Your objective: Answer with the number of lines in the records that contain "icon" and with nothing else.

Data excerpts
-=-=-
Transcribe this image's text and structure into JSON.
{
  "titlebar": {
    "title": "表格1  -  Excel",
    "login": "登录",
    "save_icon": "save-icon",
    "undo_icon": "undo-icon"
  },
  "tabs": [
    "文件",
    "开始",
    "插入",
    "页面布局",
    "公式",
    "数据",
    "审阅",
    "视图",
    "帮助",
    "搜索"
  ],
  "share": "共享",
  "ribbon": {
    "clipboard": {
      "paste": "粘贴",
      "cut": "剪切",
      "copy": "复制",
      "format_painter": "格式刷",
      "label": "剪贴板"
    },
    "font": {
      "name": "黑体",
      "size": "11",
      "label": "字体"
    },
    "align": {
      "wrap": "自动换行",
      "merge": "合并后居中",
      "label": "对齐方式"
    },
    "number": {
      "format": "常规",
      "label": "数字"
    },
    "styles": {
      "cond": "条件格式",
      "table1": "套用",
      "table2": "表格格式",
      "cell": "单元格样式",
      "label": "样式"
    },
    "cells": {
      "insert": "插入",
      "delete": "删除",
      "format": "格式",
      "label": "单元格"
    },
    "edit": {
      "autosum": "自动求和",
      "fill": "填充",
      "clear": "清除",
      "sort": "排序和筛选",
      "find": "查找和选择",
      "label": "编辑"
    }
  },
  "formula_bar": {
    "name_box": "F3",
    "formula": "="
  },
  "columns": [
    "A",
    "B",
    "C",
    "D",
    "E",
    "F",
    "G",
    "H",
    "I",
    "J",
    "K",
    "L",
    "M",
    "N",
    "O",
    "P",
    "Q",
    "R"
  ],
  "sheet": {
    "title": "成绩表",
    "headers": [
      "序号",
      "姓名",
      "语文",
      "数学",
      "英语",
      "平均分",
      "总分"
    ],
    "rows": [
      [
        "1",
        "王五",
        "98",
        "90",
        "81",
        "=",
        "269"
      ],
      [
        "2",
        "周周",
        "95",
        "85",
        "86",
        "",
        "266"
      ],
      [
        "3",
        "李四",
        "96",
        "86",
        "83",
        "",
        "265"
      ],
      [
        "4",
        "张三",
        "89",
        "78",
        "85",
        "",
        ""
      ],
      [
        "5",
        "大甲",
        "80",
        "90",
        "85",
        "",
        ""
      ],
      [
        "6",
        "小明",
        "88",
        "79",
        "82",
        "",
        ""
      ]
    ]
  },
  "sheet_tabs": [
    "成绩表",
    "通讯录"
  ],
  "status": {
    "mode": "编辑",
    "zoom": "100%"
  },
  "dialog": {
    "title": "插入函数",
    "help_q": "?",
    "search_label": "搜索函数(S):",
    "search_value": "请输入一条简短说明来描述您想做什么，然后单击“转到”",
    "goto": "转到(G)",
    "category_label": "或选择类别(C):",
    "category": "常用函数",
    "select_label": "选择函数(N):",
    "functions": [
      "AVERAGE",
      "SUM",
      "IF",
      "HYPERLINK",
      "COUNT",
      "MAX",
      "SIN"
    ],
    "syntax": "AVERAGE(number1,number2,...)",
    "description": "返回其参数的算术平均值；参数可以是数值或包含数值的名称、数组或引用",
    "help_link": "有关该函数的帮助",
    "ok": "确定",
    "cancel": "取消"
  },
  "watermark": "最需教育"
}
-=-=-
Reply to the task: 2